Of course, I was a little excited by the title alone, but I tempered myself with the fact that the author is a farmer so probably wasn't penning a vegan treatise. I would suggest reading the article, it is well-written and thought-provoking.
I won't claim to know anything about non animal-based farming. My educational background is animal science and behavior, not tillage or crop rotation. I could probably research the author's claims on nitrogen further (or you could do it for me), but I really just want to comment on the animal stuff.

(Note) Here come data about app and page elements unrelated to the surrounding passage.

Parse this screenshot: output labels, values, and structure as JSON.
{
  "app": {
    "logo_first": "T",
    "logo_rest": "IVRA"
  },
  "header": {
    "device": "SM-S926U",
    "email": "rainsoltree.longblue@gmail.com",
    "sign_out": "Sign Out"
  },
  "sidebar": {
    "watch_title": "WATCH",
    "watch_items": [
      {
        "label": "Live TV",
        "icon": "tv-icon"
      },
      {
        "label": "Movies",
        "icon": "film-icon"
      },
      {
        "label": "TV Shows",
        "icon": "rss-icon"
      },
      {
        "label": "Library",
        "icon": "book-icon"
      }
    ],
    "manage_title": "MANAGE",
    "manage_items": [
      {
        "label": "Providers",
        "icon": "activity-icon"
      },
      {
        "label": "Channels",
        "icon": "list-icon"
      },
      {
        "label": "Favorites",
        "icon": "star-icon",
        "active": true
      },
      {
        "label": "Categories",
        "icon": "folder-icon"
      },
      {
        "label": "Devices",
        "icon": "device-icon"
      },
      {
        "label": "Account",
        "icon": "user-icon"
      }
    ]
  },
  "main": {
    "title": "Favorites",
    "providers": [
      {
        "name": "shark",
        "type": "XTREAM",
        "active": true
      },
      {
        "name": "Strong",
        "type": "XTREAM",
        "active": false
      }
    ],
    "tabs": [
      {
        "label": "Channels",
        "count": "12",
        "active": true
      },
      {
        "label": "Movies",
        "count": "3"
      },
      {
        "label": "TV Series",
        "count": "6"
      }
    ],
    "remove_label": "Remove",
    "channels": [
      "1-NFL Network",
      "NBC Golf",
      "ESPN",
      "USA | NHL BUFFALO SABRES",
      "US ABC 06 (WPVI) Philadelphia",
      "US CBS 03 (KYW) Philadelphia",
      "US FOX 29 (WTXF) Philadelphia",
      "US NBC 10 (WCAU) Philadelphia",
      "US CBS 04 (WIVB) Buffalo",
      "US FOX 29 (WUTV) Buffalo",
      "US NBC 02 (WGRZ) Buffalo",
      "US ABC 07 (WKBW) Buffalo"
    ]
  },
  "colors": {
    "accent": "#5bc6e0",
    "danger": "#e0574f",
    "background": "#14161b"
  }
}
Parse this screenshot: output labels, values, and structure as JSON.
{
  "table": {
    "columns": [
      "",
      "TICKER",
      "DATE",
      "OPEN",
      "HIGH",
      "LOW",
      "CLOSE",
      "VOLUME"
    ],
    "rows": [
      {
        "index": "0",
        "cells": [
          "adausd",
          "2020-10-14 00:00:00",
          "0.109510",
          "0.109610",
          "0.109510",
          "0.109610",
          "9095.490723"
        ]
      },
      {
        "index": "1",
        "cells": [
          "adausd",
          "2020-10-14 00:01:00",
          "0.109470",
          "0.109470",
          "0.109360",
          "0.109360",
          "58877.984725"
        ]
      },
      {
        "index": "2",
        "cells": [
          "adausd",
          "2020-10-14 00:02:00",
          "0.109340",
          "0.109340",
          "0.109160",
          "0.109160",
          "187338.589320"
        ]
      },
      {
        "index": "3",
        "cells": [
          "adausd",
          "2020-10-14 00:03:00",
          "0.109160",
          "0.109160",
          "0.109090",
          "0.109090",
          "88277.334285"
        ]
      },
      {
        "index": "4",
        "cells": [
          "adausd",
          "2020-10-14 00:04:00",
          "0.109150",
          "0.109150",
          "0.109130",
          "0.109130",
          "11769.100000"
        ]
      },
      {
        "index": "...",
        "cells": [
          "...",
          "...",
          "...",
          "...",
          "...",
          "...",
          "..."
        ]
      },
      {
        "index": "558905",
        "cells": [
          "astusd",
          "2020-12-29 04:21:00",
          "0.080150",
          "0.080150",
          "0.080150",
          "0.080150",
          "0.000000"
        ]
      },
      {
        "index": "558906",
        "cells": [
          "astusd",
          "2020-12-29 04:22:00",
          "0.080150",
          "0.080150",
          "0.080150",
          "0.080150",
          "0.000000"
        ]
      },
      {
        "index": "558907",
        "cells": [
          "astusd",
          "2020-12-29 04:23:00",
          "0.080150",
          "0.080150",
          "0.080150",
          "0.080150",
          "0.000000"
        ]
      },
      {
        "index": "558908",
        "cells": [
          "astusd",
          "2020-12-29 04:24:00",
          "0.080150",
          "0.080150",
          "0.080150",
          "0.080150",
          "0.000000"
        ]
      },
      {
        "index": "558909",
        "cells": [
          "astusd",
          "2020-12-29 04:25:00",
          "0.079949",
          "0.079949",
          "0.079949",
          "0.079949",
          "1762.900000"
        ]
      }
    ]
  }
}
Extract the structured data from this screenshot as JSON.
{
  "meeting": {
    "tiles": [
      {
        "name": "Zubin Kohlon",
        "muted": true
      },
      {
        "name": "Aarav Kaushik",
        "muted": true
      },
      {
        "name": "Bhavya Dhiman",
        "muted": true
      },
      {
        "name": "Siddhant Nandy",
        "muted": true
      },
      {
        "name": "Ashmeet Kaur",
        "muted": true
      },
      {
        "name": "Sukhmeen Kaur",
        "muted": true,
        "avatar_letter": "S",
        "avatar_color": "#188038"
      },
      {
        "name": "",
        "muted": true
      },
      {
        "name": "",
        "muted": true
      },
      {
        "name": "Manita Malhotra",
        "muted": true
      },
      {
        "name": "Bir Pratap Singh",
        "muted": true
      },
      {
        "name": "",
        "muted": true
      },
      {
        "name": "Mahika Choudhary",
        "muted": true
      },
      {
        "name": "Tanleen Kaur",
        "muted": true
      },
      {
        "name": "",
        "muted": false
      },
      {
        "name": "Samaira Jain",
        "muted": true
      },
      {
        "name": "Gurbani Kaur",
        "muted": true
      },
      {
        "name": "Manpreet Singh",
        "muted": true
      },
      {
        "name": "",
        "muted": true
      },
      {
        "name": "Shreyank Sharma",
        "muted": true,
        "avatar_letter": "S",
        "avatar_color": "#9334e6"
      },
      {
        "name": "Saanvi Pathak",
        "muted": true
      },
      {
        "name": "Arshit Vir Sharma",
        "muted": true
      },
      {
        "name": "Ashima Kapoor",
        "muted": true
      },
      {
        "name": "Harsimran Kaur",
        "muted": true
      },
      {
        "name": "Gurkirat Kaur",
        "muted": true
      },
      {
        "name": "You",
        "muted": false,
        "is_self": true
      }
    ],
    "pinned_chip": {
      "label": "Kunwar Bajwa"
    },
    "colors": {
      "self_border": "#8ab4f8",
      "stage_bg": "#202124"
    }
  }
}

It seems that turkeys, at least young ones, are not smart enough to come in out of the rain, and will stand outside in a downpour, with beaks open and eyes skyward, until they drown. One night Niemann lost 4,000 turkeys to drowning, along with his dream, and his farmNow, I won't flat out state that the author is making this up. I will say that this myth of turkeys drowning in the rain is just that, a falsehood. There isn't much empirical evidence to suggest turkeys drown in the rain. As a survival strategy, it would not be prudent. That is not to say young, impressionable, curious animals who lack group socialization don't do inappropriate things. Most turkey poults are born in incubators and never know the warmth of a mother's wing or the learned knowledge of the world. When they are presented with a new stimulus, such as rain, they may be baffled. Most likely they will run for shelter. At the sanctuary, in its 20 years of existence, we have not seen turkeys, wild or domestic, try to act out Ophelia's last moments, turkey style. It has little to do with intelligence.
Next comes the insult to porcines that, given the chance to act normally in a free-range/non-cage setting, mother sows just cannot help but to crush their piglets and eat them:
Which included lying down on my 4-H project, killing several piglets, and forcing me to clean up the mess when I did my chores before school. The crates protect the piglets from their mothers. Farmers do not cage their hogs because of sadism, but because dead pigs are a drag on the profit margin, and because being crushed by your mother really is an awful way to go. As is being eaten by your mother, which I've seen sows do to newborn pigs as well.Piglets are crushed no matter the housing. Yes, on average, free-range systems can have a higher piglet mortality rate due to crushing (not always). Let's be fair, - humans bred pigs to be big and have large litters. An average sow weighs between 500-700 lbs and births 13-20 piglets. This is entirely unnatural and increases the risk of crushing. Some sows are sleepers, spending 11 out of a 12 hour period sleeping versus moving around, sleepers do not kill as many piglets. The type of flooring used can increase restlessness and thus increase piglet crushing, no matter the housing system. The 4-H sow mentioned above may have had reacted differently on different flooring or, had she been a snoozer instead of restless, the results might have been different.
Sows rarely eat their newborn pigs. The rate of infanticide is low and is actually higher in caged systems than in free-range systems. Frustration may increase aggression and infanticide. Mothers have been known to kill unhealthy young as well.
Yes, being crushed is an awful way to go. It isn't any worse than what is in store for piglets who survive - they are weaned early (stressful), housed with unknown pigs (stressful and dangerous), confined on concrete, transported through all weather conditions, and then brutally slaughtered. It isn't worse than spending 3-5 years in a cage so small that turning is impossible.
The author is right about one thing; caging sows saves money. It saves on feed since the sow isn't moving around wasting calories. It means more piglets to become fattened for slaughter. It means more animals be confined in one space, saving money on land. The bottom line is always money, money, money. Animal welfare and environmental stewardship becomes less of a priority when profit margins surface.